■ **Exercise description**:
Wherever the word "image" appears in a line of the data, that line should be copied.

*** Opening Material to process ***

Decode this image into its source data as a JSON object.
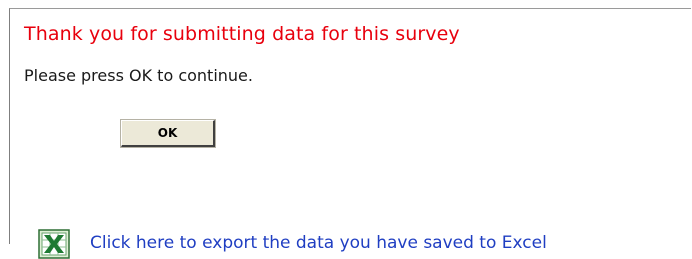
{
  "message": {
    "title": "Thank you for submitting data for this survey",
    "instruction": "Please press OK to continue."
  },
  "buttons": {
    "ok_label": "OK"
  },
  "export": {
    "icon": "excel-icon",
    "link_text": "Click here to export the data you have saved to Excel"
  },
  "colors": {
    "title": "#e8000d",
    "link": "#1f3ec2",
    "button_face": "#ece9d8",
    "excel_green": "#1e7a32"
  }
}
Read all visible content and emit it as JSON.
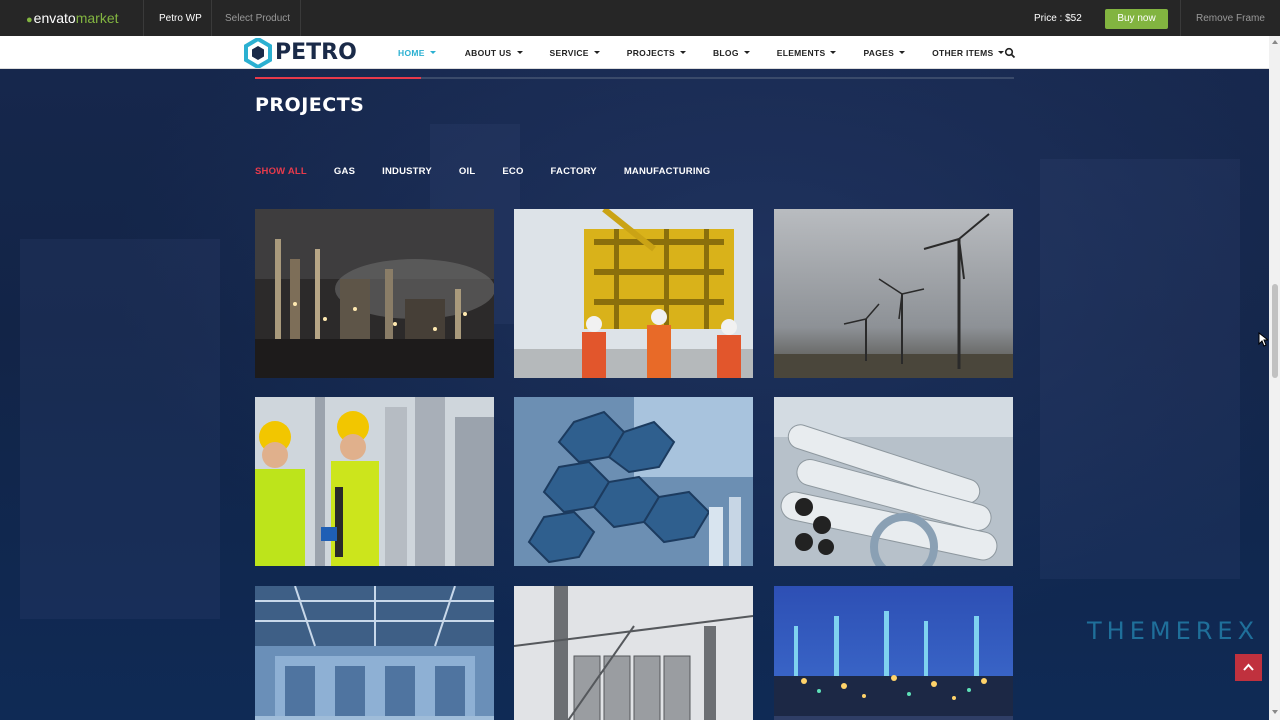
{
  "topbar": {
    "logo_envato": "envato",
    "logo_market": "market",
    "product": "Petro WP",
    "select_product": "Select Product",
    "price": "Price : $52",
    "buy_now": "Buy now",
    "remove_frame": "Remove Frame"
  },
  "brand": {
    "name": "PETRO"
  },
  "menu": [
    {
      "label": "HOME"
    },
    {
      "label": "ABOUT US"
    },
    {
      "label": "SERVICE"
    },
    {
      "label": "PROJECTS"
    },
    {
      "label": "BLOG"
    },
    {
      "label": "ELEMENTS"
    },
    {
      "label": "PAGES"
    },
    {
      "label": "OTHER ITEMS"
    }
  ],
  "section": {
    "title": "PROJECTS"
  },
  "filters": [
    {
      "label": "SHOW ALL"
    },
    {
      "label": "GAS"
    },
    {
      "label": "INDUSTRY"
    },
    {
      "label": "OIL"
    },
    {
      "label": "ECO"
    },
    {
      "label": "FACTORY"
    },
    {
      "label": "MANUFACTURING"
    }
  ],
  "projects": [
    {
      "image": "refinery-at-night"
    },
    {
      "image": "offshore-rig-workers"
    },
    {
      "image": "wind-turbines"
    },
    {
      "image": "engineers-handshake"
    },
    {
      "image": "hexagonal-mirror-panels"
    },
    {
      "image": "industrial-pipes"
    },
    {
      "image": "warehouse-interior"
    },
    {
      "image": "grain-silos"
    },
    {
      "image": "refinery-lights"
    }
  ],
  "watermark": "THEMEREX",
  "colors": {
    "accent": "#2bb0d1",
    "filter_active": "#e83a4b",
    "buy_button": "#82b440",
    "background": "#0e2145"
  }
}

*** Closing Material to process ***
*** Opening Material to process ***

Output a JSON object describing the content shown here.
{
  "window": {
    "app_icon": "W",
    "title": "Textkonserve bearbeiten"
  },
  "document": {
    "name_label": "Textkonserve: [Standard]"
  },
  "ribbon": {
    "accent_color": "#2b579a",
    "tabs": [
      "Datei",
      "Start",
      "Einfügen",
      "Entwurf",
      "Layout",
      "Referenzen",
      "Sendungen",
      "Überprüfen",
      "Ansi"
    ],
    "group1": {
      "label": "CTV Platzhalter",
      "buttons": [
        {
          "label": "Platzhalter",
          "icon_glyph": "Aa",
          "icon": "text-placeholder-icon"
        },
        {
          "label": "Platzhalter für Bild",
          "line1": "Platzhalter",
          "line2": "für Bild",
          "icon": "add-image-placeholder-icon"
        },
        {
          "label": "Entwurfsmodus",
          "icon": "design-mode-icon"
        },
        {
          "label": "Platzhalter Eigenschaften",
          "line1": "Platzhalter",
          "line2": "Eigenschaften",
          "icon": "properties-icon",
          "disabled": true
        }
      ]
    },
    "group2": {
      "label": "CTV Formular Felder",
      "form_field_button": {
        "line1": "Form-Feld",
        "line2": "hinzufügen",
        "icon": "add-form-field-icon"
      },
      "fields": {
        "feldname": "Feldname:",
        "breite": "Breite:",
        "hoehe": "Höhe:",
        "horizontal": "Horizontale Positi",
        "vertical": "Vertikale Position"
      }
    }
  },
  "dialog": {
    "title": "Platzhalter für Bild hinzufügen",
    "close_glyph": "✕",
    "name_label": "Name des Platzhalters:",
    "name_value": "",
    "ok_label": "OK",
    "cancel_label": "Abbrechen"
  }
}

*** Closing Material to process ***
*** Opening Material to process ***

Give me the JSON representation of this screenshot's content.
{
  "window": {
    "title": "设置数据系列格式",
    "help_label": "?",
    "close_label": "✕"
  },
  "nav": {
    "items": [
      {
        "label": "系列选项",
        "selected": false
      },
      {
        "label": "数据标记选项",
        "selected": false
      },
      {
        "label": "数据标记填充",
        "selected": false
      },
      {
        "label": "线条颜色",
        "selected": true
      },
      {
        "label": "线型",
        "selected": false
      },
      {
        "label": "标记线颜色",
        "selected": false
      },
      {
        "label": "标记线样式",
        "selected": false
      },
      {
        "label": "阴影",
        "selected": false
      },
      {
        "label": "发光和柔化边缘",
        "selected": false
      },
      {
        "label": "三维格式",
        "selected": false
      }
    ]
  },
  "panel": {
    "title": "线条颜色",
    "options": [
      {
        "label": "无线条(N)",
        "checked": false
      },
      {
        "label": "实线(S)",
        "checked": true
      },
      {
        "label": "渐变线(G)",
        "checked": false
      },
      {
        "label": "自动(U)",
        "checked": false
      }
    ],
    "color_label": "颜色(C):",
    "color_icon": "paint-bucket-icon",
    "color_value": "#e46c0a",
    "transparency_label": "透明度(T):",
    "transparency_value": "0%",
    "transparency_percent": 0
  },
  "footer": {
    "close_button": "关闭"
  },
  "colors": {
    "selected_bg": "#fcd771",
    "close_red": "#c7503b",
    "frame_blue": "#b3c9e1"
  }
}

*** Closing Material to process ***

■ **Result of the exercise**:
Decode this image into its source data as a JSON object.
      "image": "refinery-at-night"
      "image": "offshore-rig-workers"
      "image": "wind-turbines"
      "image": "engineers-handshake"
      "image": "hexagonal-mirror-panels"
      "image": "industrial-pipes"
      "image": "warehouse-interior"
      "image": "grain-silos"
      "image": "refinery-lights"
          "icon": "add-image-placeholder-icon"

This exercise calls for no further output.